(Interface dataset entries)
- - - -

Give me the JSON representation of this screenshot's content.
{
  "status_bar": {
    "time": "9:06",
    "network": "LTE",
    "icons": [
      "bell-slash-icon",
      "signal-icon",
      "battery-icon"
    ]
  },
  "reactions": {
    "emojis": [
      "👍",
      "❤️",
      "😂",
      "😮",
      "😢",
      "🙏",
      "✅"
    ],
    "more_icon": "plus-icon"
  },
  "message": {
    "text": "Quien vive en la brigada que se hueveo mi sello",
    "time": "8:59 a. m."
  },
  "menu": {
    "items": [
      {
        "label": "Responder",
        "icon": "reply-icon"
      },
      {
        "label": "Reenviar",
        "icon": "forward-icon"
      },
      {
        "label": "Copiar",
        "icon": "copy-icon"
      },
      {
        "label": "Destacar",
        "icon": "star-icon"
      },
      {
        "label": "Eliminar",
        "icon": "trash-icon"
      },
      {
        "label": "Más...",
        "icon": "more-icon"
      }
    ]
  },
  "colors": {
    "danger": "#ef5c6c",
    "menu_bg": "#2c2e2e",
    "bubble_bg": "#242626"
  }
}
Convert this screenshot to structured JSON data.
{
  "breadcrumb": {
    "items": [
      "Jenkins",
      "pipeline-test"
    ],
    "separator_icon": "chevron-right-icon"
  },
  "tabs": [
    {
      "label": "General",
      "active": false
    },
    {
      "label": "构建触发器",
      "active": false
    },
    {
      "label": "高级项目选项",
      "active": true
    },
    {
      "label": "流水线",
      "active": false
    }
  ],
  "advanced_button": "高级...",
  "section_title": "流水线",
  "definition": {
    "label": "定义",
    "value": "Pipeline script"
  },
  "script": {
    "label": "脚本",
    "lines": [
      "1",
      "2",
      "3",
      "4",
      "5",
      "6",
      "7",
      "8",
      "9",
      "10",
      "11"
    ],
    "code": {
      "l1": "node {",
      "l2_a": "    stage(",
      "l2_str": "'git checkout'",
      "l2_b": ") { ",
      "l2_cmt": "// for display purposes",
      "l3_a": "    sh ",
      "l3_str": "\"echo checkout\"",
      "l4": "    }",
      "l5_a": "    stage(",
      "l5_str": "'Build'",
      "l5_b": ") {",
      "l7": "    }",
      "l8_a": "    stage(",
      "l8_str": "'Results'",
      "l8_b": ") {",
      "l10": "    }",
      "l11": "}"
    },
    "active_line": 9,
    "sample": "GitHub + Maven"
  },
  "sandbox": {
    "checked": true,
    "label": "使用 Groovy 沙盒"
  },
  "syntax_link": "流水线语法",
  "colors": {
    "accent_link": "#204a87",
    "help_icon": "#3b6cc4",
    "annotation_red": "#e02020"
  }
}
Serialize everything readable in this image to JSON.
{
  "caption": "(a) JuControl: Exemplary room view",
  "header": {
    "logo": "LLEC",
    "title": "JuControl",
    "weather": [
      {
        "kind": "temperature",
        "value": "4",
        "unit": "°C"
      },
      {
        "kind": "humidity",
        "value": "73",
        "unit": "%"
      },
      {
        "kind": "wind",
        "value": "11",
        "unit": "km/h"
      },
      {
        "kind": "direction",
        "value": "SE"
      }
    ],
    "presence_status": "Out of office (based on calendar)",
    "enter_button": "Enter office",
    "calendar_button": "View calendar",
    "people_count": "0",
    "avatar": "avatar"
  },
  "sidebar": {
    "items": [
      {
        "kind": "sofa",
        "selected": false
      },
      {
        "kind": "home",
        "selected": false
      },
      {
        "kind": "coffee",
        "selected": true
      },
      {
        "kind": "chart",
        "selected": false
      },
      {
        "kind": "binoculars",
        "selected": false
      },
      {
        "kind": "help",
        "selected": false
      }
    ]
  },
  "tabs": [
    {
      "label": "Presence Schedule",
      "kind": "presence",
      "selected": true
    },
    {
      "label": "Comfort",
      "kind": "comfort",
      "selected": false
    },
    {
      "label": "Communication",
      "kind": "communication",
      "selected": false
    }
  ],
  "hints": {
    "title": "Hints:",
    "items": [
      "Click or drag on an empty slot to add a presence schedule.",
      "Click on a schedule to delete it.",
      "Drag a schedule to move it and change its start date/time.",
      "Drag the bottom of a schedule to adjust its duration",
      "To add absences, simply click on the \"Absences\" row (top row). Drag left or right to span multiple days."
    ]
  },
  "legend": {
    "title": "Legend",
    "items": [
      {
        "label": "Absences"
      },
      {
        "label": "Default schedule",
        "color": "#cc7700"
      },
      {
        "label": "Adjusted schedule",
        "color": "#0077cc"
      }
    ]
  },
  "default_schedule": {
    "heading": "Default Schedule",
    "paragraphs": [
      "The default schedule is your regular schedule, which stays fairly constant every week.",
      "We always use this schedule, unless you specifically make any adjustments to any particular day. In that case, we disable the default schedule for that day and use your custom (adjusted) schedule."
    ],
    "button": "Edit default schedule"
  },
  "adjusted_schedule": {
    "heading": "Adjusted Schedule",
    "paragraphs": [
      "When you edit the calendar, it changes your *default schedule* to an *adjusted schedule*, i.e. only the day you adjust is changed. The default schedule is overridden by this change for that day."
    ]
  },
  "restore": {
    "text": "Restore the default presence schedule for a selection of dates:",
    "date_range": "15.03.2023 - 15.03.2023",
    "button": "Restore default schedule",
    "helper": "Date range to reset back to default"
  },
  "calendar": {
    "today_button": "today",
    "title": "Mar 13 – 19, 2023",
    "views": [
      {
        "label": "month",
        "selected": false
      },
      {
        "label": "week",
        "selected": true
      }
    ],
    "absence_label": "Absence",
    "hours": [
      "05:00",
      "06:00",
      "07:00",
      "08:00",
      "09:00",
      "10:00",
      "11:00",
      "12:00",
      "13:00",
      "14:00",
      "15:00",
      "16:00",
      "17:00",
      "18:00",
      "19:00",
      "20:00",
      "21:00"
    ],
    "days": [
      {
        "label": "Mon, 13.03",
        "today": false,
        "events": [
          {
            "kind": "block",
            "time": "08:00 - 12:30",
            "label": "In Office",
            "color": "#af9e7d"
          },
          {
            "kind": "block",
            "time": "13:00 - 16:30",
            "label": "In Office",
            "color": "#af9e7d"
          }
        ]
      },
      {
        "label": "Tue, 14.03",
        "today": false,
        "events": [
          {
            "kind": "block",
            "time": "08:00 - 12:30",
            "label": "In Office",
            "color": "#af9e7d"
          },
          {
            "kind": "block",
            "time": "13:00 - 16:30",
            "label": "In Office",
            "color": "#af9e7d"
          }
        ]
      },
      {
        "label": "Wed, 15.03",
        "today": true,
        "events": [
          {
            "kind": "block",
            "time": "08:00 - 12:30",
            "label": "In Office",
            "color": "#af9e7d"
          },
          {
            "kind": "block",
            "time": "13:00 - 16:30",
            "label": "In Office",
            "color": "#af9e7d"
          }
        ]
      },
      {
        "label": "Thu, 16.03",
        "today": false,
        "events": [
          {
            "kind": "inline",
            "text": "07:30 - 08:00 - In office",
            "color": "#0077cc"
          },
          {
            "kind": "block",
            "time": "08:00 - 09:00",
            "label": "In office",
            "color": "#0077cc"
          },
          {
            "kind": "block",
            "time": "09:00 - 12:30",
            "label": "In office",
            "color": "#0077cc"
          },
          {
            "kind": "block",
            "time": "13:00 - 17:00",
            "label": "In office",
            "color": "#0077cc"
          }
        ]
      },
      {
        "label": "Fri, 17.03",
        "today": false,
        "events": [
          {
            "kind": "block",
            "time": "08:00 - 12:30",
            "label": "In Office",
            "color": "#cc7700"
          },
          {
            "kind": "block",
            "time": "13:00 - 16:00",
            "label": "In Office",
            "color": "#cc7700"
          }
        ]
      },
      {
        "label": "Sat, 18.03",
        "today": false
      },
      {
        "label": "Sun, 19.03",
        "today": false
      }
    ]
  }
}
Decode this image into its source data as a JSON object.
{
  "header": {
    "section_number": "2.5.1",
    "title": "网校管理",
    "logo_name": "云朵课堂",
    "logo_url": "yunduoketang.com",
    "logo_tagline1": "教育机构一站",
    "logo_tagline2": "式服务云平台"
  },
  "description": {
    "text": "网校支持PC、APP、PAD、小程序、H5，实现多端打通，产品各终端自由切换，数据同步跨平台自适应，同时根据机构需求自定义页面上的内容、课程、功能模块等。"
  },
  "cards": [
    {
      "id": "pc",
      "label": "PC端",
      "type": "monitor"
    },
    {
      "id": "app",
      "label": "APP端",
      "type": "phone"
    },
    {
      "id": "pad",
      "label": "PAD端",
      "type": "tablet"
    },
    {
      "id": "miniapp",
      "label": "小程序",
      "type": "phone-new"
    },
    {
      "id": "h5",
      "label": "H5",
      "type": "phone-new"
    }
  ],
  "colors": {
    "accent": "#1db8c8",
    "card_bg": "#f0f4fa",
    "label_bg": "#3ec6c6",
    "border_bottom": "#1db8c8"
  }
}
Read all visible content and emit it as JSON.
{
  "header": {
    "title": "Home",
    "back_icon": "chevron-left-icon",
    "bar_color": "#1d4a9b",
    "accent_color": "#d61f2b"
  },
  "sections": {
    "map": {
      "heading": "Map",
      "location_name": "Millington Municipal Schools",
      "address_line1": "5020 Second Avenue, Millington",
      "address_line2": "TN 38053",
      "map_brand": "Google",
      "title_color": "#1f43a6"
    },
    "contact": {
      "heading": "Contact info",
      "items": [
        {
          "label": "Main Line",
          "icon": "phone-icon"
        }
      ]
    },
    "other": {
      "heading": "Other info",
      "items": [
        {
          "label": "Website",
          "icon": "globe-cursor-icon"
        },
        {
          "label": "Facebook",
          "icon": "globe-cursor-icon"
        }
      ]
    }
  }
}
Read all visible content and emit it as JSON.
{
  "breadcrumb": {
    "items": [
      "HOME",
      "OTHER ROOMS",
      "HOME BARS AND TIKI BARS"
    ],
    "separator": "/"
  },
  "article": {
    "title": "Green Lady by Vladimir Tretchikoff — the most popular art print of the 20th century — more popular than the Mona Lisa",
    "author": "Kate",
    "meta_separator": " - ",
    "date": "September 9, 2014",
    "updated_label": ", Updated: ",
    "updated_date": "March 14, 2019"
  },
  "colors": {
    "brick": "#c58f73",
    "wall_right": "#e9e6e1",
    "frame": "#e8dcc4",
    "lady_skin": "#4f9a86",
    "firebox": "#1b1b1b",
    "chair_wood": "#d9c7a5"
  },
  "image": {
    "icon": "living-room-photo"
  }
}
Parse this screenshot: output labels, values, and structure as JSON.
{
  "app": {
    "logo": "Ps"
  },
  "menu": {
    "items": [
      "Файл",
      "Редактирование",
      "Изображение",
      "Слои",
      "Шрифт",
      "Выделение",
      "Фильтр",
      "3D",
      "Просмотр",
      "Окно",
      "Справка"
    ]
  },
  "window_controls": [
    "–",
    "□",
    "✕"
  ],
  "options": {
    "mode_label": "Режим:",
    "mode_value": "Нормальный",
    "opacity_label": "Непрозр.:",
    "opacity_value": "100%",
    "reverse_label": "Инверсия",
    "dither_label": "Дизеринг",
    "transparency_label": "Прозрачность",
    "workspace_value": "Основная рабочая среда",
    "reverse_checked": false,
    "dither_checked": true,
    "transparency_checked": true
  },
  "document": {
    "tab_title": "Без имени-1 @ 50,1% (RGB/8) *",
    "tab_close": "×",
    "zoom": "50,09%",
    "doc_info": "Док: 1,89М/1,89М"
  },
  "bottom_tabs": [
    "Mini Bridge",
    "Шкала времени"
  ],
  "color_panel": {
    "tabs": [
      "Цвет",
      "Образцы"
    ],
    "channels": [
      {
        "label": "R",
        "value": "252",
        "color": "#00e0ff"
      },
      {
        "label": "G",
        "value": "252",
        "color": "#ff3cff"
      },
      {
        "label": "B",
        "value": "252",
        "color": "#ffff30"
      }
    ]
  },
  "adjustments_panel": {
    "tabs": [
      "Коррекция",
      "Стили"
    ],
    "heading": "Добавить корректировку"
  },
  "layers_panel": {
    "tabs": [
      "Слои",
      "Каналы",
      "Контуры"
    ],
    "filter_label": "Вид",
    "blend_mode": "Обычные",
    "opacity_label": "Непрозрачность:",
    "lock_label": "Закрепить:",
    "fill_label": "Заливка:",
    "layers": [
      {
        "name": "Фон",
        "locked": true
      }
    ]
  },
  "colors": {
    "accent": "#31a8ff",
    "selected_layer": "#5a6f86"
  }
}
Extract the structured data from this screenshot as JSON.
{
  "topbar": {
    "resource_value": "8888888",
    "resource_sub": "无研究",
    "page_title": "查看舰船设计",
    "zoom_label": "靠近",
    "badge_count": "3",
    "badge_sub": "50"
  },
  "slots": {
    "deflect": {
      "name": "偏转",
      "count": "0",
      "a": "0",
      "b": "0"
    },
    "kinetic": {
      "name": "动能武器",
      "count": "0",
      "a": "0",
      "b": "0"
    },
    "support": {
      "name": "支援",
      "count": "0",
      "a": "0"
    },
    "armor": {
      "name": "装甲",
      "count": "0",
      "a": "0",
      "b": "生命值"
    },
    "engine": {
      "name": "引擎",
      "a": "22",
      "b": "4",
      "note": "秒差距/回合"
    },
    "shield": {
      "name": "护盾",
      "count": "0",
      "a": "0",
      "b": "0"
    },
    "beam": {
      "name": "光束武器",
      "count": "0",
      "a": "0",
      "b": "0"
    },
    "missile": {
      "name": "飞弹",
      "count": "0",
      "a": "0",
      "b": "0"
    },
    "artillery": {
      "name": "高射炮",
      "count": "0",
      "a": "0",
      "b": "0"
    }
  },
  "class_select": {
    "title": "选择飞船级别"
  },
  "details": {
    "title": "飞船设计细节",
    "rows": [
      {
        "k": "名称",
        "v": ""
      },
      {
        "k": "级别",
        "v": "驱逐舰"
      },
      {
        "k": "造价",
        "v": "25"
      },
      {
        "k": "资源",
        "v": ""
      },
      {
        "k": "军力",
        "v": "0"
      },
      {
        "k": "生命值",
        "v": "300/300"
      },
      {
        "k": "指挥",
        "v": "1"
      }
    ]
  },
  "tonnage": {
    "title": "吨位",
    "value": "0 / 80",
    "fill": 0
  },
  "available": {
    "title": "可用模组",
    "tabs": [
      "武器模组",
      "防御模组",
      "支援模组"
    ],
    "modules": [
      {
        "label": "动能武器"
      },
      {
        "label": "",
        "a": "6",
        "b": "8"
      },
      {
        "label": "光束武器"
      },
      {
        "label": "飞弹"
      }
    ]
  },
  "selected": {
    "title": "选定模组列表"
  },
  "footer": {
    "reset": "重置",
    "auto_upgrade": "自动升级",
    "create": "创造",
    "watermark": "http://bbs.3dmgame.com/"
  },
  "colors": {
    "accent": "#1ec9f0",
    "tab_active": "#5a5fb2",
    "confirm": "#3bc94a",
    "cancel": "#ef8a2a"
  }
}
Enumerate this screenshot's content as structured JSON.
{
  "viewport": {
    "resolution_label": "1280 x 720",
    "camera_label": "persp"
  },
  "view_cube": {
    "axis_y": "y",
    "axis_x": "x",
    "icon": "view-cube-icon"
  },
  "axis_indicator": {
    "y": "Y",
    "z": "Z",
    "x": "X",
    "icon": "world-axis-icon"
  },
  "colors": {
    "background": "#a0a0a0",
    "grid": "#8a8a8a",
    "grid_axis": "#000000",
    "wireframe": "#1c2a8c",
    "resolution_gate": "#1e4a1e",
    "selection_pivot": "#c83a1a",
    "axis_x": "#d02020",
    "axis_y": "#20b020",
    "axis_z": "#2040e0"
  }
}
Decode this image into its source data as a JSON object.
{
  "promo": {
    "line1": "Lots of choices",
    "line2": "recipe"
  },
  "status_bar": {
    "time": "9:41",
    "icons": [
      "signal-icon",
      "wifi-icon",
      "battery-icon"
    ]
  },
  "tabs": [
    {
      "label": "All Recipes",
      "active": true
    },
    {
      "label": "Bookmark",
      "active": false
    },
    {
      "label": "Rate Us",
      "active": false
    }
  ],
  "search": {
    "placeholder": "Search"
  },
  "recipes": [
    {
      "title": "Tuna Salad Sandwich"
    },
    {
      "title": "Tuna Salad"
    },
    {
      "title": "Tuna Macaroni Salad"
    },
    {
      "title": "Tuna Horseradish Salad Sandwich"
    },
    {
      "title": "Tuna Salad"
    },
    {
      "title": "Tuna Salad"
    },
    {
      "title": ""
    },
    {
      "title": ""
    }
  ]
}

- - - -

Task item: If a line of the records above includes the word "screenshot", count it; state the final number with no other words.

Answer box: 5